Frequently Asked Questions?
Both sites would benefit from using a list of frequently asked questions – the famous FAQs.
It is surprising that such a well regarded educational institution has such dire web sites. Certainly the sites would serve to put me off from having my child educated in the Steiner way, let alone enthusing me to become a teacher, especially in today’s high-tech world.
Oh I know one could argue funding issues, but it is very easy to set up a presentable web site nowadays. WordPress, which I use, is free and when mated with the right template can create highly presentable, professional looking sites in next to no time. And WordPress comes in Italian too!
Do they Find Teachers?
As to how they find teachers, I have no idea. Many potentially good teachers may well have been put off by the sheer inaccessibility of the information, but then Italians are used to negotiating a confusing system and put up with it. They should not have to.
By the way, I’d love to know how many actually manage to complete these courses.
What started off as a glance at an appalling teacher training timetable has ended up as an inspection of educator web sites. This little trip was certainly an education for me.
The worst aspect is that once someone has worked his or her way through the training process, the ‘reward’ is a poorly paid job for a lifetime. Heck they must be dedicated.
The state of the State Education System in Italy
Oh, and I won’t mention trying to work within Italy’s state education system.
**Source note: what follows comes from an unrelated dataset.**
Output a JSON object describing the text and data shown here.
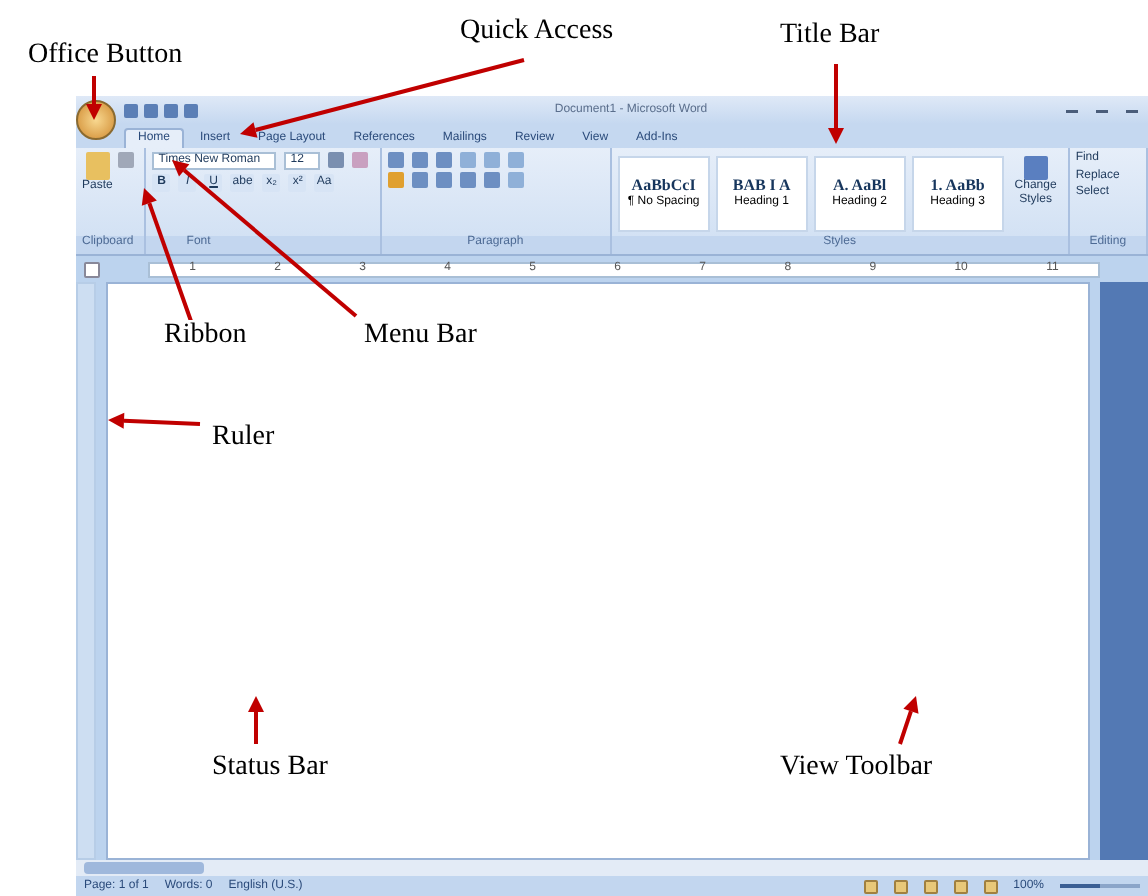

If it were not enough that training timetables were odd, even after completing a course the chances of landing a place are most probably down to knowing people in the right places, otherwise youngsters don’t stand a cats chance in hell of entering the system.
Let’s hope that the reforms being pushed through do something to remedy the situation…
Read more about Italy’s education system in my Facts about Italy’s Education System post.